(Excerpts from an interface dataset)
——
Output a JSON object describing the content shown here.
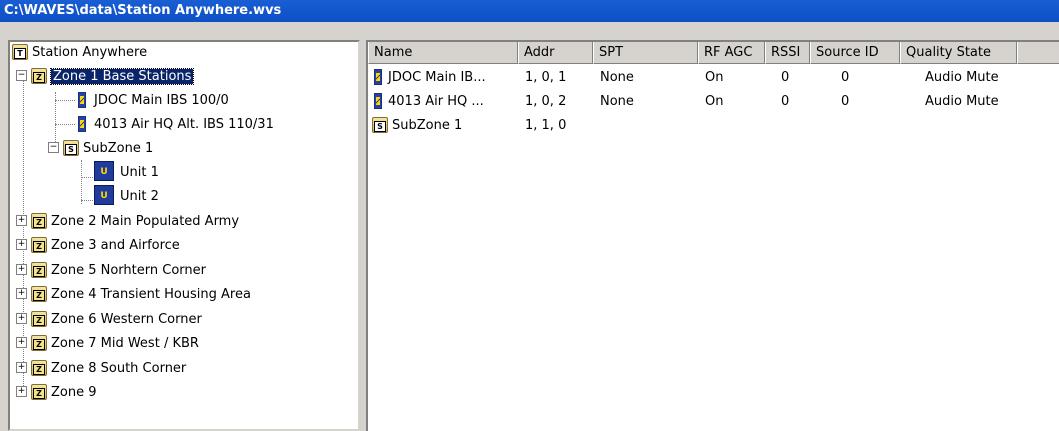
{
  "window": {
    "title": "C:\\WAVES\\data\\Station Anywhere.wvs"
  },
  "tree": {
    "root": {
      "label": "Station Anywhere",
      "badge": "T"
    },
    "zone1": {
      "label": "Zone 1 Base Stations",
      "badge": "Z"
    },
    "zone1_children": [
      {
        "label": "JDOC Main IBS 100/0"
      },
      {
        "label": "4013 Air HQ Alt. IBS 110/31"
      }
    ],
    "subzone": {
      "label": "SubZone 1",
      "badge": "S"
    },
    "units": [
      {
        "label": "Unit 1",
        "badge": "U"
      },
      {
        "label": "Unit 2",
        "badge": "U"
      }
    ],
    "zones": [
      {
        "label": "Zone 2 Main Populated Army",
        "badge": "Z"
      },
      {
        "label": "Zone 3 and Airforce",
        "badge": "Z"
      },
      {
        "label": "Zone 5 Norhtern Corner",
        "badge": "Z"
      },
      {
        "label": "Zone 4 Transient Housing Area",
        "badge": "Z"
      },
      {
        "label": "Zone 6 Western Corner",
        "badge": "Z"
      },
      {
        "label": "Zone 7 Mid West / KBR",
        "badge": "Z"
      },
      {
        "label": "Zone 8 South Corner",
        "badge": "Z"
      },
      {
        "label": "Zone 9",
        "badge": "Z"
      }
    ],
    "expand_minus": "−",
    "expand_plus": "+"
  },
  "list": {
    "columns": [
      "Name",
      "Addr",
      "SPT",
      "RF AGC",
      "RSSI",
      "Source ID",
      "Quality State"
    ],
    "rows": [
      {
        "name": "JDOC Main IB...",
        "addr": "1, 0, 1",
        "spt": "None",
        "rfagc": "On",
        "rssi": "0",
        "source": "0",
        "quality": "Audio Mute"
      },
      {
        "name": "4013 Air HQ ...",
        "addr": "1, 0, 2",
        "spt": "None",
        "rfagc": "On",
        "rssi": "0",
        "source": "0",
        "quality": "Audio Mute"
      },
      {
        "name": "SubZone 1",
        "addr": "1, 1, 0",
        "spt": "",
        "rfagc": "",
        "rssi": "",
        "source": "",
        "quality": ""
      }
    ],
    "subzone_badge": "S"
  }
}
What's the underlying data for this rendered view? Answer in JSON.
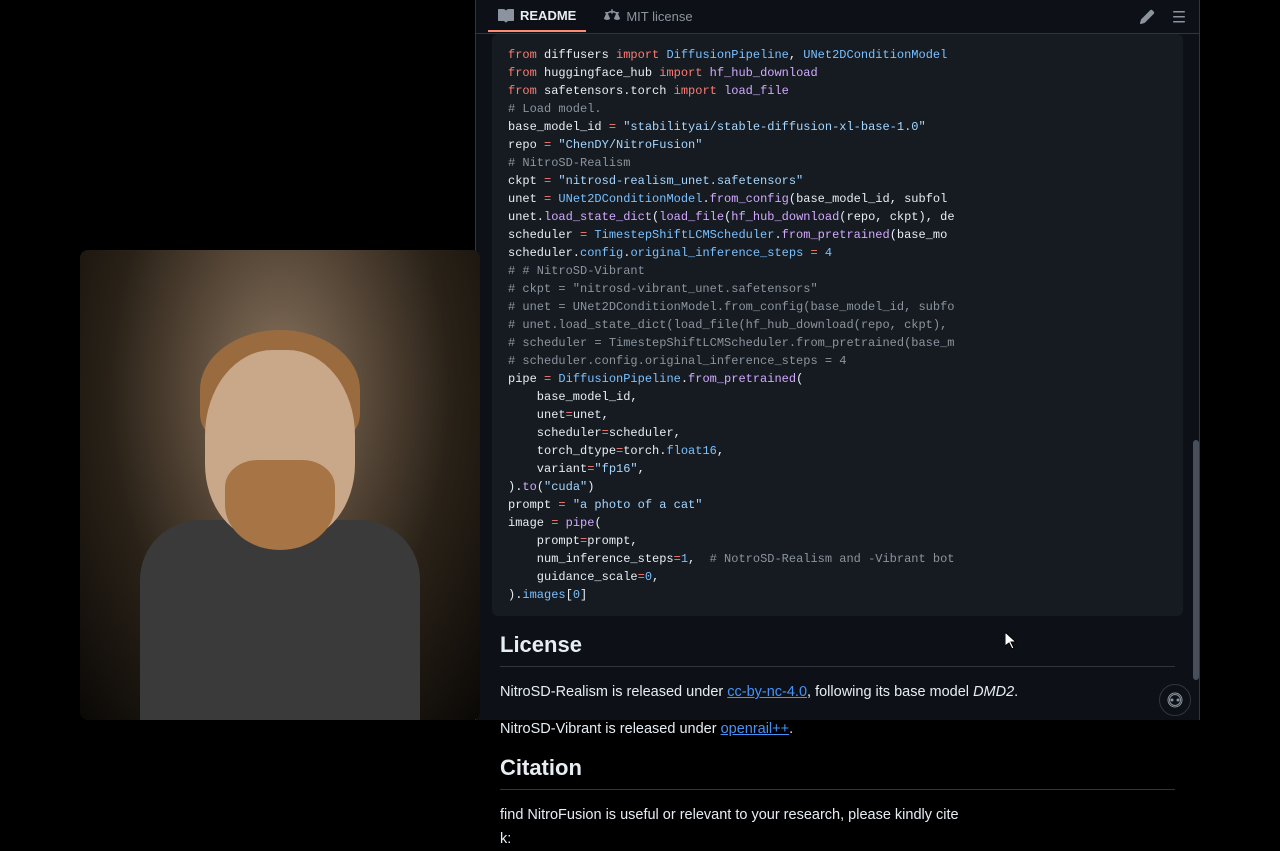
{
  "tabs": {
    "readme": "README",
    "license": "MIT license"
  },
  "code": {
    "lines": [
      {
        "t": "code",
        "tokens": [
          [
            "kw",
            "from"
          ],
          [
            "",
            " diffusers "
          ],
          [
            "kw",
            "import"
          ],
          [
            "",
            " "
          ],
          [
            "cls",
            "DiffusionPipeline"
          ],
          [
            "",
            ", "
          ],
          [
            "cls",
            "UNet2DConditionModel"
          ]
        ]
      },
      {
        "t": "code",
        "tokens": [
          [
            "kw",
            "from"
          ],
          [
            "",
            " huggingface_hub "
          ],
          [
            "kw",
            "import"
          ],
          [
            "",
            " "
          ],
          [
            "fn",
            "hf_hub_download"
          ]
        ]
      },
      {
        "t": "code",
        "tokens": [
          [
            "kw",
            "from"
          ],
          [
            "",
            " safetensors.torch "
          ],
          [
            "kw",
            "import"
          ],
          [
            "",
            " "
          ],
          [
            "fn",
            "load_file"
          ]
        ]
      },
      {
        "t": "code",
        "tokens": [
          [
            "cmt",
            "# Load model."
          ]
        ]
      },
      {
        "t": "code",
        "tokens": [
          [
            "",
            "base_model_id "
          ],
          [
            "op",
            "="
          ],
          [
            "",
            " "
          ],
          [
            "str",
            "\"stabilityai/stable-diffusion-xl-base-1.0\""
          ]
        ]
      },
      {
        "t": "code",
        "tokens": [
          [
            "",
            "repo "
          ],
          [
            "op",
            "="
          ],
          [
            "",
            " "
          ],
          [
            "str",
            "\"ChenDY/NitroFusion\""
          ]
        ]
      },
      {
        "t": "code",
        "tokens": [
          [
            "cmt",
            "# NitroSD-Realism"
          ]
        ]
      },
      {
        "t": "code",
        "tokens": [
          [
            "",
            "ckpt "
          ],
          [
            "op",
            "="
          ],
          [
            "",
            " "
          ],
          [
            "str",
            "\"nitrosd-realism_unet.safetensors\""
          ]
        ]
      },
      {
        "t": "code",
        "tokens": [
          [
            "",
            "unet "
          ],
          [
            "op",
            "="
          ],
          [
            "",
            " "
          ],
          [
            "cls",
            "UNet2DConditionModel"
          ],
          [
            "",
            "."
          ],
          [
            "fn",
            "from_config"
          ],
          [
            "",
            "(base_model_id, subfol"
          ]
        ]
      },
      {
        "t": "code",
        "tokens": [
          [
            "",
            "unet."
          ],
          [
            "fn",
            "load_state_dict"
          ],
          [
            "",
            "("
          ],
          [
            "fn",
            "load_file"
          ],
          [
            "",
            "("
          ],
          [
            "fn",
            "hf_hub_download"
          ],
          [
            "",
            "(repo, ckpt), de"
          ]
        ]
      },
      {
        "t": "code",
        "tokens": [
          [
            "",
            "scheduler "
          ],
          [
            "op",
            "="
          ],
          [
            "",
            " "
          ],
          [
            "cls",
            "TimestepShiftLCMScheduler"
          ],
          [
            "",
            "."
          ],
          [
            "fn",
            "from_pretrained"
          ],
          [
            "",
            "(base_mo"
          ]
        ]
      },
      {
        "t": "code",
        "tokens": [
          [
            "",
            "scheduler."
          ],
          [
            "prop",
            "config"
          ],
          [
            "",
            "."
          ],
          [
            "prop",
            "original_inference_steps"
          ],
          [
            "",
            " "
          ],
          [
            "op",
            "="
          ],
          [
            "",
            " "
          ],
          [
            "num",
            "4"
          ]
        ]
      },
      {
        "t": "code",
        "tokens": [
          [
            "cmt",
            "# # NitroSD-Vibrant"
          ]
        ]
      },
      {
        "t": "code",
        "tokens": [
          [
            "cmt",
            "# ckpt = \"nitrosd-vibrant_unet.safetensors\""
          ]
        ]
      },
      {
        "t": "code",
        "tokens": [
          [
            "cmt",
            "# unet = UNet2DConditionModel.from_config(base_model_id, subfo"
          ]
        ]
      },
      {
        "t": "code",
        "tokens": [
          [
            "cmt",
            "# unet.load_state_dict(load_file(hf_hub_download(repo, ckpt),"
          ]
        ]
      },
      {
        "t": "code",
        "tokens": [
          [
            "cmt",
            "# scheduler = TimestepShiftLCMScheduler.from_pretrained(base_m"
          ]
        ]
      },
      {
        "t": "code",
        "tokens": [
          [
            "cmt",
            "# scheduler.config.original_inference_steps = 4"
          ]
        ]
      },
      {
        "t": "code",
        "tokens": [
          [
            "",
            "pipe "
          ],
          [
            "op",
            "="
          ],
          [
            "",
            " "
          ],
          [
            "cls",
            "DiffusionPipeline"
          ],
          [
            "",
            "."
          ],
          [
            "fn",
            "from_pretrained"
          ],
          [
            "",
            "("
          ]
        ]
      },
      {
        "t": "code",
        "tokens": [
          [
            "",
            "    base_model_id,"
          ]
        ]
      },
      {
        "t": "code",
        "tokens": [
          [
            "",
            "    unet"
          ],
          [
            "op",
            "="
          ],
          [
            "",
            "unet,"
          ]
        ]
      },
      {
        "t": "code",
        "tokens": [
          [
            "",
            "    scheduler"
          ],
          [
            "op",
            "="
          ],
          [
            "",
            "scheduler,"
          ]
        ]
      },
      {
        "t": "code",
        "tokens": [
          [
            "",
            "    torch_dtype"
          ],
          [
            "op",
            "="
          ],
          [
            "",
            "torch."
          ],
          [
            "prop",
            "float16"
          ],
          [
            "",
            ","
          ]
        ]
      },
      {
        "t": "code",
        "tokens": [
          [
            "",
            "    variant"
          ],
          [
            "op",
            "="
          ],
          [
            "str",
            "\"fp16\""
          ],
          [
            "",
            ","
          ]
        ]
      },
      {
        "t": "code",
        "tokens": [
          [
            "",
            ")."
          ],
          [
            "fn",
            "to"
          ],
          [
            "",
            "("
          ],
          [
            "str",
            "\"cuda\""
          ],
          [
            "",
            ")"
          ]
        ]
      },
      {
        "t": "code",
        "tokens": [
          [
            "",
            "prompt "
          ],
          [
            "op",
            "="
          ],
          [
            "",
            " "
          ],
          [
            "str",
            "\"a photo of a cat\""
          ]
        ]
      },
      {
        "t": "code",
        "tokens": [
          [
            "",
            "image "
          ],
          [
            "op",
            "="
          ],
          [
            "",
            " "
          ],
          [
            "fn",
            "pipe"
          ],
          [
            "",
            "("
          ]
        ]
      },
      {
        "t": "code",
        "tokens": [
          [
            "",
            "    prompt"
          ],
          [
            "op",
            "="
          ],
          [
            "",
            "prompt,"
          ]
        ]
      },
      {
        "t": "code",
        "tokens": [
          [
            "",
            "    num_inference_steps"
          ],
          [
            "op",
            "="
          ],
          [
            "num",
            "1"
          ],
          [
            "",
            ",  "
          ],
          [
            "cmt",
            "# NotroSD-Realism and -Vibrant bot"
          ]
        ]
      },
      {
        "t": "code",
        "tokens": [
          [
            "",
            "    guidance_scale"
          ],
          [
            "op",
            "="
          ],
          [
            "num",
            "0"
          ],
          [
            "",
            ","
          ]
        ]
      },
      {
        "t": "code",
        "tokens": [
          [
            "",
            ")."
          ],
          [
            "prop",
            "images"
          ],
          [
            "",
            "["
          ],
          [
            "num",
            "0"
          ],
          [
            "",
            "]"
          ]
        ]
      }
    ]
  },
  "license": {
    "heading": "License",
    "realism_pre": "NitroSD-Realism is released under ",
    "realism_link": "cc-by-nc-4.0",
    "realism_post": ", following its base model ",
    "realism_em": "DMD2",
    "realism_end": ".",
    "vibrant_pre": "NitroSD-Vibrant is released under ",
    "vibrant_link": "openrail++",
    "vibrant_end": "."
  },
  "citation": {
    "heading": "Citation",
    "text_mid": "find NitroFusion is useful or relevant to your research, please kindly cite",
    "text_end": "k:"
  }
}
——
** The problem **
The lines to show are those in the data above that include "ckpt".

** Reply **
            "ckpt "
            "(repo, ckpt), de"
            "# ckpt = \"nitrosd-vibrant_unet.safetensors\""
            "# unet.load_state_dict(load_file(hf_hub_download(repo, ckpt),"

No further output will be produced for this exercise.